Task brief: When a line in the records includes the string "glyph", it goes into the tally; report that tally alone.

Exercise input:
=== Section Start ===

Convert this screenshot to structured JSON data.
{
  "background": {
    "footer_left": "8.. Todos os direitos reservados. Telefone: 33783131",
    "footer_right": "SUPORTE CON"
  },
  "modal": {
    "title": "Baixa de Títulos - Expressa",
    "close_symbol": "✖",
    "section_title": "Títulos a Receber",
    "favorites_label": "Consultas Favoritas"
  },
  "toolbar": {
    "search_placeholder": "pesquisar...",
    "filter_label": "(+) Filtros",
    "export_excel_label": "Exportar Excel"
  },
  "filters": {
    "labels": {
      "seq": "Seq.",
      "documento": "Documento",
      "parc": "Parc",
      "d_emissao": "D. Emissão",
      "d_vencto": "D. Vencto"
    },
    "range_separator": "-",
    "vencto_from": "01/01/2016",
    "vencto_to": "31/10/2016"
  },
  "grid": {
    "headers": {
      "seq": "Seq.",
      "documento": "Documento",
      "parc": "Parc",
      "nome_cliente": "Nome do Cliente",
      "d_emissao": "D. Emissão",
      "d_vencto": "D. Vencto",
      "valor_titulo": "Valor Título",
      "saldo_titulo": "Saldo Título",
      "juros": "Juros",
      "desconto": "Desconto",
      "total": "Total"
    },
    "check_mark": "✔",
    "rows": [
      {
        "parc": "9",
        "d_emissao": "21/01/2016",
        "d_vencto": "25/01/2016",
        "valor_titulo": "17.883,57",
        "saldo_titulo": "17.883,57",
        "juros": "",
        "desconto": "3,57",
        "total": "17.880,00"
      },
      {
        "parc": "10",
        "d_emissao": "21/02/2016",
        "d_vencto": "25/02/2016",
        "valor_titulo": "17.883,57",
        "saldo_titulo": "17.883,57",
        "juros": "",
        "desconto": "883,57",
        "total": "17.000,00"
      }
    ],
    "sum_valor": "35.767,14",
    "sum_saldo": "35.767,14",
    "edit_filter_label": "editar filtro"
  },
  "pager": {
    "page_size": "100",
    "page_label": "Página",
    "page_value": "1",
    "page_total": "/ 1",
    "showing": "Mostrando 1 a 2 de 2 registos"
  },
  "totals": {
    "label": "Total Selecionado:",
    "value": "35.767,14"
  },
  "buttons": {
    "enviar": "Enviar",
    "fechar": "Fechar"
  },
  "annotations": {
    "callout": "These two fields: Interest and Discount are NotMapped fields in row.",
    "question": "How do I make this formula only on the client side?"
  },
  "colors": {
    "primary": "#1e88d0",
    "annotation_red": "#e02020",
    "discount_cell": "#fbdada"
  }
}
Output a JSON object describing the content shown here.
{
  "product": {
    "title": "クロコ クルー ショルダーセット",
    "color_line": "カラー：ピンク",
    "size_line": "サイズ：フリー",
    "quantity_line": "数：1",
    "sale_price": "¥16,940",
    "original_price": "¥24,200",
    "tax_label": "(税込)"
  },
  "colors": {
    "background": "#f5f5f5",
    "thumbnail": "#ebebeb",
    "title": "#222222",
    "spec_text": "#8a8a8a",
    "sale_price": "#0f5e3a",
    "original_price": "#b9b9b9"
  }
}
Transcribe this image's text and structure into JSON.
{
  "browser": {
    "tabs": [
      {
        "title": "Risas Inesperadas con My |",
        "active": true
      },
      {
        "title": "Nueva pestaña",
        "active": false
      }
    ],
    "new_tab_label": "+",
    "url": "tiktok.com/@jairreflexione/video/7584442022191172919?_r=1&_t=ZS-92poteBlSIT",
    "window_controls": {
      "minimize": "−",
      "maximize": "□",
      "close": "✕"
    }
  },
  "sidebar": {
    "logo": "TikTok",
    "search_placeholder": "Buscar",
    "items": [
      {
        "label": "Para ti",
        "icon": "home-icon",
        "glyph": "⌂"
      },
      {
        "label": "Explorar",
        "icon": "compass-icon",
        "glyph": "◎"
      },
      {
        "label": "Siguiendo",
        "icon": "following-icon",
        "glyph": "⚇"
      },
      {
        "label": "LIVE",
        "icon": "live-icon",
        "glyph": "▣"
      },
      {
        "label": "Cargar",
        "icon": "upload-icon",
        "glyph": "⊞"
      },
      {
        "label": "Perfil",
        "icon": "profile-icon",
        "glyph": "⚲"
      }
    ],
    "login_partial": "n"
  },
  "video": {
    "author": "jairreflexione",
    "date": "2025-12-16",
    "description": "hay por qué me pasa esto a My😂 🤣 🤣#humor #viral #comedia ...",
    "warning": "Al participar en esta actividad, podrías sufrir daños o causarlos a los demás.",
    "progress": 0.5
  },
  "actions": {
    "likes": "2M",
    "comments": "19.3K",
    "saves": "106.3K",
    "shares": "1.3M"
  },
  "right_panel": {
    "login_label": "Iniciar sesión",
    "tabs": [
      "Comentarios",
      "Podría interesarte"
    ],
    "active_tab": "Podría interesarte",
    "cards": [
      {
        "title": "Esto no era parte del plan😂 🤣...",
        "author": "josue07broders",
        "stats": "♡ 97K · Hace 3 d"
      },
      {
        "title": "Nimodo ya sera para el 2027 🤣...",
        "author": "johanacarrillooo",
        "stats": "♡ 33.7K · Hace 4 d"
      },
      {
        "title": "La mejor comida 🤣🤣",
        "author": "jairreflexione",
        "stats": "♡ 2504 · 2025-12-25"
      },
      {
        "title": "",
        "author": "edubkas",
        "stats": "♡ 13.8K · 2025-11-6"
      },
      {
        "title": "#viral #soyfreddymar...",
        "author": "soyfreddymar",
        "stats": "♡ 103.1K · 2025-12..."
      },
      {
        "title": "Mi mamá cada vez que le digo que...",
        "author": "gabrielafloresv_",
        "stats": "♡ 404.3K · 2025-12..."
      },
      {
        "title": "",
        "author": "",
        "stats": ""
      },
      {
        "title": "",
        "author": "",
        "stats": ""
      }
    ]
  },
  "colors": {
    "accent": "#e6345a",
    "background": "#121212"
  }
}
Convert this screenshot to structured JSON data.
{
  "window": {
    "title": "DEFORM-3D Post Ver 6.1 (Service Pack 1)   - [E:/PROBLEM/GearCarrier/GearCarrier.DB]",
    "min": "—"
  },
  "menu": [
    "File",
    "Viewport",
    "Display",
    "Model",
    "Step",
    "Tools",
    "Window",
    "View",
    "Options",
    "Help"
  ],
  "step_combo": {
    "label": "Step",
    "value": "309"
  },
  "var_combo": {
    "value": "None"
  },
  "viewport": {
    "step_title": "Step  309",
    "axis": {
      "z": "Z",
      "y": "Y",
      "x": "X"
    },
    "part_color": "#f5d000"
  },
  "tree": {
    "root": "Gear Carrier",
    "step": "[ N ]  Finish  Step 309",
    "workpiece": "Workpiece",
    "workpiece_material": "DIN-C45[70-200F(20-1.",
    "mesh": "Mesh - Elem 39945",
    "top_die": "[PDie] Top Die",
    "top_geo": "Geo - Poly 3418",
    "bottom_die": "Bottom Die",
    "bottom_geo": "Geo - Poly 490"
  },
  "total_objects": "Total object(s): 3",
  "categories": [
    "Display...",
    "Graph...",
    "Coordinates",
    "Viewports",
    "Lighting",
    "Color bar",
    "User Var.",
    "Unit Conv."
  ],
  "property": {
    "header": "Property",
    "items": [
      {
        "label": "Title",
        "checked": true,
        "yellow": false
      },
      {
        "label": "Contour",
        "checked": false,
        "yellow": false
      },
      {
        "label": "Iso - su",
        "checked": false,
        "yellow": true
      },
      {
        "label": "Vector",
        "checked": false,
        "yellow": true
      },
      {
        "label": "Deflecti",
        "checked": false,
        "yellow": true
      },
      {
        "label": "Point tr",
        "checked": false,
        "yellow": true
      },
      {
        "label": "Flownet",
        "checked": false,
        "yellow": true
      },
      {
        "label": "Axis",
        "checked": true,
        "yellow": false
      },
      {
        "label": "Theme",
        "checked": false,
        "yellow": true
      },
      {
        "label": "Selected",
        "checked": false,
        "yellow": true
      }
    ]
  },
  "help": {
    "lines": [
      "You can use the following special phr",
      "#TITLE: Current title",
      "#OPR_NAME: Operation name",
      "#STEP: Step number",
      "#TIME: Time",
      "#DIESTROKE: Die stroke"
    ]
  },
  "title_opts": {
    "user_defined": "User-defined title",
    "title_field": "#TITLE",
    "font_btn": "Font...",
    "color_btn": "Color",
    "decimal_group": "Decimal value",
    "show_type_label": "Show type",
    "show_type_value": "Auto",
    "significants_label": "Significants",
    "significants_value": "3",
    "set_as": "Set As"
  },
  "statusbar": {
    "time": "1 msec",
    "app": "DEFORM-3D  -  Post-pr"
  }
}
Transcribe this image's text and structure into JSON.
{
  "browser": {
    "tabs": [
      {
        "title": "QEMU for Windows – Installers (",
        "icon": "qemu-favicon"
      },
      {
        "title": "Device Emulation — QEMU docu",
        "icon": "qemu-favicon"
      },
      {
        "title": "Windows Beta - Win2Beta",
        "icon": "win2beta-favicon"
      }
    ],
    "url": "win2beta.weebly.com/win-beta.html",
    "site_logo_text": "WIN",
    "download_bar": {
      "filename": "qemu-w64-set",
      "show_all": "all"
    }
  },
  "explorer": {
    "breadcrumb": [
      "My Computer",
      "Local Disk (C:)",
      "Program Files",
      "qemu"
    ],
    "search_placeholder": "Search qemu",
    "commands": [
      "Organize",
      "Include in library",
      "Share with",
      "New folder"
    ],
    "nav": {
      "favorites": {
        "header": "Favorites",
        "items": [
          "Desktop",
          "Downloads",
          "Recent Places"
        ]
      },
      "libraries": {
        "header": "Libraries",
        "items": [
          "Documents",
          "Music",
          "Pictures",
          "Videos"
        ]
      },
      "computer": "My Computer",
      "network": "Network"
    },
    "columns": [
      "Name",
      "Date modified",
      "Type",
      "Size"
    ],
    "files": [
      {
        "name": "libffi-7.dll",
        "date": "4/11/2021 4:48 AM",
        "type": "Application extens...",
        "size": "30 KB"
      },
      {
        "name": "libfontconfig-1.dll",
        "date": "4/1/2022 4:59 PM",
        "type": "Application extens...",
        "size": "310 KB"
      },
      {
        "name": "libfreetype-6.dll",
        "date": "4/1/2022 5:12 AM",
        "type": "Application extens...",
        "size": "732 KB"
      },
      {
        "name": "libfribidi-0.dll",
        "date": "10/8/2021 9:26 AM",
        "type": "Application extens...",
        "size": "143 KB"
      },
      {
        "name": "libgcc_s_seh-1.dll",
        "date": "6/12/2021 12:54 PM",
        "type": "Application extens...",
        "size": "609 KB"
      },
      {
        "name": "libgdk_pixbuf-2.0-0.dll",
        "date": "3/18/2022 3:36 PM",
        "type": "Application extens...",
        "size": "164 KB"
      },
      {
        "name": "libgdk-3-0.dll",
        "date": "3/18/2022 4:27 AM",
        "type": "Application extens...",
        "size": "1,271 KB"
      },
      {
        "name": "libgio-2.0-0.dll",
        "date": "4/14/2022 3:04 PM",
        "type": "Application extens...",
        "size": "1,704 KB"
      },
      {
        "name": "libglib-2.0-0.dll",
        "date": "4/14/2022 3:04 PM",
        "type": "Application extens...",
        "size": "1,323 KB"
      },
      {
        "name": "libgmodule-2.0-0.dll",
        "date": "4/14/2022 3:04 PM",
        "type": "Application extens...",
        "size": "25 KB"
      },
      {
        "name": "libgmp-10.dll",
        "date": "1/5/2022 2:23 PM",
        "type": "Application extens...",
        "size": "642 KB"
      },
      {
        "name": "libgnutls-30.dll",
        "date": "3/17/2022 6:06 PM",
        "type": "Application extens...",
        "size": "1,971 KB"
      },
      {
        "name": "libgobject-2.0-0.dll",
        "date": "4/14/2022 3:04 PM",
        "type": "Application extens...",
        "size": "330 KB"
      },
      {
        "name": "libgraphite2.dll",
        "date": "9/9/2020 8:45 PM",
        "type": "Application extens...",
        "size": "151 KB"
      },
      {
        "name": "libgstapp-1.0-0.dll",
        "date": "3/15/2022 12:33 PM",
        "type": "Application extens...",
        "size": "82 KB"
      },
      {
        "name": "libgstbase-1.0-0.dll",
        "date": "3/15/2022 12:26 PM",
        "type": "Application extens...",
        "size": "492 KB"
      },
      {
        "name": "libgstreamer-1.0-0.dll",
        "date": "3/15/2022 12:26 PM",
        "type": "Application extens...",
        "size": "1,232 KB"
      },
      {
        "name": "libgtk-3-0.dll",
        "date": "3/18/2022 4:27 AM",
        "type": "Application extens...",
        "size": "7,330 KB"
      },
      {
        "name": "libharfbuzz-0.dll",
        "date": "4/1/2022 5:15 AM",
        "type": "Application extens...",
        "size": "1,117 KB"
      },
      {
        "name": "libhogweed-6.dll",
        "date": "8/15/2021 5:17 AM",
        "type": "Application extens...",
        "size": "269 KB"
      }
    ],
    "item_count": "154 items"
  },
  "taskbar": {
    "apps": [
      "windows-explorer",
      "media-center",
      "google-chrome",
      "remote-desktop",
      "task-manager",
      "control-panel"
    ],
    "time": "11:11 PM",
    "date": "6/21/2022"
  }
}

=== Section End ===

Written answer: 6